I then returned her to her neighborhood where I re-encountered the coworker who had given me the knowing glance.
“This is what we experience from her every day,” she noted.
I went on to focus on the other residents, checking if there was anyone else who needed to be at our gathering. As I headed out for one last glance, I looked in on Emilou again because she was calling for help. This time, she accepted my invitation, and she and I returned to complete the number of attendees in our gathering.
The next 45 minutes were spent sharing ways in which we are lifted up or can lift up others. For the most part, Emilou’s head hung with her eyes closed. At one point when she lifted her head, I capitalized on the moment.
“What lifts you up, Emilou?” I asked.
“Being with someone who thinks they love me.”
After the gathering, Emilou accepted my invitation to join in our next activity, Movers & Shakers, an exercise group that featured creative rhythm and movement. I situated her, a bit more uplifted, in a new circle of individuals.
“I want you to hold my hand,” she declared.

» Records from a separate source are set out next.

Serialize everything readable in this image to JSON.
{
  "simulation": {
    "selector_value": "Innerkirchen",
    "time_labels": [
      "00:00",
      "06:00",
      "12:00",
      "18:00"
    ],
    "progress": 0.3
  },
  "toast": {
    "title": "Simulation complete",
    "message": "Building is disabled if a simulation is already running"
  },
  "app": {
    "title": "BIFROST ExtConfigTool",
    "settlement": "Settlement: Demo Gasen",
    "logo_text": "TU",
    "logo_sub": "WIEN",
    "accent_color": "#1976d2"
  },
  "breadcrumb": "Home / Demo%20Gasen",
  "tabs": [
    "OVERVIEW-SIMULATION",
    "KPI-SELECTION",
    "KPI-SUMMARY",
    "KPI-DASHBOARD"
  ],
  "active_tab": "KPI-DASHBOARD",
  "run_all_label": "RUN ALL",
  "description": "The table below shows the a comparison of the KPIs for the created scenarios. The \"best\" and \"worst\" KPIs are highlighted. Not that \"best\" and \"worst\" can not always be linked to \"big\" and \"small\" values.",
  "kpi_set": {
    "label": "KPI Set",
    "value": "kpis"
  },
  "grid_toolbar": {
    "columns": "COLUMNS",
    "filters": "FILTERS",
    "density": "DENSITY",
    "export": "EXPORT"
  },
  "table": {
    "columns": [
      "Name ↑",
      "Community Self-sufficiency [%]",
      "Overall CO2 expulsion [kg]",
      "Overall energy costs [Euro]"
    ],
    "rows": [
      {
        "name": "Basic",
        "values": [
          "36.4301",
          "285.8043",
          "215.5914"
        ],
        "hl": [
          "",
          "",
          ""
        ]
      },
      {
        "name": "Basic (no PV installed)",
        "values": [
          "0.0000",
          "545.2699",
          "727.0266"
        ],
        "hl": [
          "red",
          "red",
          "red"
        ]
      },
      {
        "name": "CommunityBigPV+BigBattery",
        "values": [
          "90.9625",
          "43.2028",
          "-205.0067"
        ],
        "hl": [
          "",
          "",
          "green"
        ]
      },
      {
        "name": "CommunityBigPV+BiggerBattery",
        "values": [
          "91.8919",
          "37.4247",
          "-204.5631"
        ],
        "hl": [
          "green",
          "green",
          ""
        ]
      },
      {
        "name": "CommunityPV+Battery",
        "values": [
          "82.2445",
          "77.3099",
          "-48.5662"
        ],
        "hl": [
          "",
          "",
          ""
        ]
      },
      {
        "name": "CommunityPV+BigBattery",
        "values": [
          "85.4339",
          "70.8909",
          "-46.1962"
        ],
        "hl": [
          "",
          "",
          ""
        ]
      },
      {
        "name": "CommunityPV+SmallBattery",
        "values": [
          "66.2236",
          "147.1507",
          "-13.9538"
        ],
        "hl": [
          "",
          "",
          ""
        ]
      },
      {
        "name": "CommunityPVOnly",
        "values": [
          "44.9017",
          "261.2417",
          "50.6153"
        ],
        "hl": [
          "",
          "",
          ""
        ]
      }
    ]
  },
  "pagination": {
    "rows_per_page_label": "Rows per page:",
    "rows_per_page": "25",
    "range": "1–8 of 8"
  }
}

I held her hand for a moment.
“I’m thirsty,” she added.
“What would you like to drink, Emilou?” I inquired.
“It doesn’t matter.”
“Would you like a glass of ice water?”
I fetched her glass of ice water, pondering her change of mind. She took a sip from a straw.
“Oh, it’s good,” she stated. “I didn’t get it on ya, did I?”
“Oh, no, Emilou. You’re fine,” I reassured her. “Do you want another sip?”
She took another sip.
“I don’t want ya to get hurt,” she persisted.
I considered the profundity of the moment. Emilou, though forgetting details like names and places, hadn’t forgotten how others make her feel, or how she felt about herself after a combative episode. Emotions go much deeper than words – a curious phenomenon in the mysterious world of dementia. I was fascinated with Emilou’s subconscious awareness of the need to make restitution amidst the murky waters of time and place confusion.
And so, Emilou and I were friends again.
Happy birthday, Emilou.